In response, Tilton aired a special episode of Success-N-Life entitled "Primetime Lies." Tilton insisted that the letters found in the "dipsy dumpster" only could have been stolen by the media in order to slander him for a story, and that he prays over every prayer request he receives; in fact, he "laid on them so much that 'the ink and various chemicals actually got into (his) bloodstream, begin to swell (his) capillaries, (...) got into (his) immune system," and he "had two small strokes in (his) brain." He followed this up by claiming that the reason he purchased a boat was to go on vacation in order to heal, as prescribed by his doctor, and that the cosmetic surgery was to remove the bags under his eyes after "all those chemicals had messed 'em up." When criticized for using church donations to fund his various luxuries, his reasoning was that because he preached prosperity, he should be allowed to practice it.
In generally defending himself, Tilton would frequently use ad hominem attacks, such as calling Sawyer and Anthony "demons", and otherwise accusing them of simply being against God.
During investigations, several followers of Tilton's church attempted to sue.
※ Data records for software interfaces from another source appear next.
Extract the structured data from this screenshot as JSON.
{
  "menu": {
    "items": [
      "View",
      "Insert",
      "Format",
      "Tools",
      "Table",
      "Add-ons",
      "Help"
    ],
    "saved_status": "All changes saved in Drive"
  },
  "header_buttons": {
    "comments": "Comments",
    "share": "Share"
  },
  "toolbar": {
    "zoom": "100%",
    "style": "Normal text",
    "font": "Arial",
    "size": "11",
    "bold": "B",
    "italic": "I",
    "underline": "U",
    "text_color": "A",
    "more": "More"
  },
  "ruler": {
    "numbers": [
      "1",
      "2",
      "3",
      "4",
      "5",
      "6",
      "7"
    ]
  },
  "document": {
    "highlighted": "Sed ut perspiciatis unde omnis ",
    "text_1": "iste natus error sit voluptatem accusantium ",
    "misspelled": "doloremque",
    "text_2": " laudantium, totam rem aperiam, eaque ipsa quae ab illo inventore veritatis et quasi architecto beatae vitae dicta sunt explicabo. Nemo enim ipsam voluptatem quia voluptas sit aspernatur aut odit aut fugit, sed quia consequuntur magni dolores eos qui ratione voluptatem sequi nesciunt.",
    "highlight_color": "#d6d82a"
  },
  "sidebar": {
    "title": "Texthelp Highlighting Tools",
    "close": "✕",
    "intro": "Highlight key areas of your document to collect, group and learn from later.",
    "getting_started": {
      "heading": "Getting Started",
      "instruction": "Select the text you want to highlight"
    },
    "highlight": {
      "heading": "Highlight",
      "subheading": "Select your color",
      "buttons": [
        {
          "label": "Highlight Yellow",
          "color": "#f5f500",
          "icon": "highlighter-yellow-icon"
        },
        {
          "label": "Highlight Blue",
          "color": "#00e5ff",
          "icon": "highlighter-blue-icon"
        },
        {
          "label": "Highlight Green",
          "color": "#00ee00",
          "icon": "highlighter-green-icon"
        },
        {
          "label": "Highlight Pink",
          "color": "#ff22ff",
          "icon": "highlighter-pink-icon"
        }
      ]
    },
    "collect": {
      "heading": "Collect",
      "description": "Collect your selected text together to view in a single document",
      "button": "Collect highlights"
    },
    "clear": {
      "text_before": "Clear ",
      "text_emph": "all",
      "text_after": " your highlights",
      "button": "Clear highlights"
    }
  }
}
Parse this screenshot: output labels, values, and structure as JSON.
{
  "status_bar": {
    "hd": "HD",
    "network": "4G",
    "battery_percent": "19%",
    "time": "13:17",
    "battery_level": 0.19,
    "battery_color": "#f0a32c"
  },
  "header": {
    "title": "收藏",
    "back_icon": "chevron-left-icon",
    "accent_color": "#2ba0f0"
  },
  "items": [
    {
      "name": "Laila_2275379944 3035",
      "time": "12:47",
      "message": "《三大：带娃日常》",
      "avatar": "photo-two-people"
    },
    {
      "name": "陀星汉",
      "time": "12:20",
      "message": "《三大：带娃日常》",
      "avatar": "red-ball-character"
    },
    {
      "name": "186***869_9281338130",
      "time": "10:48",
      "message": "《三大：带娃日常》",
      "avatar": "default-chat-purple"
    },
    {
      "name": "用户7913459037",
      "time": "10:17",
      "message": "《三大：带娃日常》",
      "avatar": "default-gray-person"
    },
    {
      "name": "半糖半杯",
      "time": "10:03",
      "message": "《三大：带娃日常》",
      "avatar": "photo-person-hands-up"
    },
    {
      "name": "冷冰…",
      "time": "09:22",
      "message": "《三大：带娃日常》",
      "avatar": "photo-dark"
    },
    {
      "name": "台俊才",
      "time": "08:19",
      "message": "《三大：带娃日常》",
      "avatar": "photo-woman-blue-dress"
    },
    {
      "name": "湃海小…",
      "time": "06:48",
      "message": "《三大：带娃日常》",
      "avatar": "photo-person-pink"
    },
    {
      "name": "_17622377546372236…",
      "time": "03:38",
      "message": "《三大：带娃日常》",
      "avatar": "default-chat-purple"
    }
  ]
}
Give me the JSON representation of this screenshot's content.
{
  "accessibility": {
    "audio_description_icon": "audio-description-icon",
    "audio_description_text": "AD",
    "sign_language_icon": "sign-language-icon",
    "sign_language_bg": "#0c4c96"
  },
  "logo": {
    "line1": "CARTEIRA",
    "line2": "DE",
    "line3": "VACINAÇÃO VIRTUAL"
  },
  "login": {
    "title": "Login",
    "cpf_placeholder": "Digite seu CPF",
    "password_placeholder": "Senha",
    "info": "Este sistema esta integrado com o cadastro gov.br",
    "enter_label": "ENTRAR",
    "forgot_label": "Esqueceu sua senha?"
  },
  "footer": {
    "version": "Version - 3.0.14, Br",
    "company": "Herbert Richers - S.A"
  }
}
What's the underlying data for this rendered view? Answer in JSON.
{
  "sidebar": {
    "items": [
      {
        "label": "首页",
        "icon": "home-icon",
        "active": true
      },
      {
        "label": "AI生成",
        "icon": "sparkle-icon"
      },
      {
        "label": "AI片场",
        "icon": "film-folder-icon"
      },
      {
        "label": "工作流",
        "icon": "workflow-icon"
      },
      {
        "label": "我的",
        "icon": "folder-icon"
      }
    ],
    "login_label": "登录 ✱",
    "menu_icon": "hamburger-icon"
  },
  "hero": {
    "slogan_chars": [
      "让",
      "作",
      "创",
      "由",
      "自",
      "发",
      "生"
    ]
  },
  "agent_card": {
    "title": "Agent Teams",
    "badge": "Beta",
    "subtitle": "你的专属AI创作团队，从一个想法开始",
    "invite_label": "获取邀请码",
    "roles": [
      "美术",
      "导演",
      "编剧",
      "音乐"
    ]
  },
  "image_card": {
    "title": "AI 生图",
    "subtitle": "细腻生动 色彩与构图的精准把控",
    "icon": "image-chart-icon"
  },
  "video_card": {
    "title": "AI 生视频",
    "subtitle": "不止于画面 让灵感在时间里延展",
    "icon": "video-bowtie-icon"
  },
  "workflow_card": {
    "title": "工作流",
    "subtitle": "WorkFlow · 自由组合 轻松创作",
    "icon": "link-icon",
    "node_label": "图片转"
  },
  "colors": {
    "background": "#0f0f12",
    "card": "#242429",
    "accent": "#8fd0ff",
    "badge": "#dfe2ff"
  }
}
On more than one occasion, it was found that the ministry was still sending computer-generated letters--under the guise that they were messages from God written by Tilton himself--to deceased donors. Some also complained that his live faith healings were false and their symptoms prevailed; one example being a woman whose son threw his glasses out after meeting Tilton, and the next day, the boy was running into walls.
Because none of these allegations were inherently illegal, they did not go to trial. Although his congregation was shrinking, Tilton was usually able to avoid legal issue because he never specified where the money would end up (unlike Jim Bakker, fellow televangelist, who went to prison for fraud), and claimed religious freedom. One plaintiff, Vivian Elliot, won $1.5 million due to an unfulfilled secular promise to build a crisis center with money she personally donated.
People that worked with Tilton relayed stories to Primetime Live as well.
- One former prayer hotline operator claimed that they were given specific instructions on how to deal with callers, such as keeping calls below seven minutes and asking for a $100 "vow" at minimum.
- A secretary of Tilton's claimed that he would use excerpts from "get rich quick" books in his sermons and was never seen performing normal pastoral duties (such as visiting with the sick and praying with members).
- Tilton's former maid confirmed that prayer requests sent to Tilton were ignored, and stacked up in the garage until they were thrown away.
- An anonymous former college friend of Tilton's claimed that he and Tilton would attend tent revival meetings and pretend to be anointed and healed as sport. They also discussed the idea of creating a revival ministry "and drive around the country and get rich." Tilton denied knowing the interviewee.
The decline of Success-N-Life also lead to the end of Tilton's 25-year marriage. Soon after, married Leigh Valentine, a fellow evangelist. Within months, she divorced Tilton and accused him of being a physically abusive alcoholic. Valentine requested that the court include the church and all its property as community property in the proceedings, which the jury ruled against.
(WORK IN PROGRESS)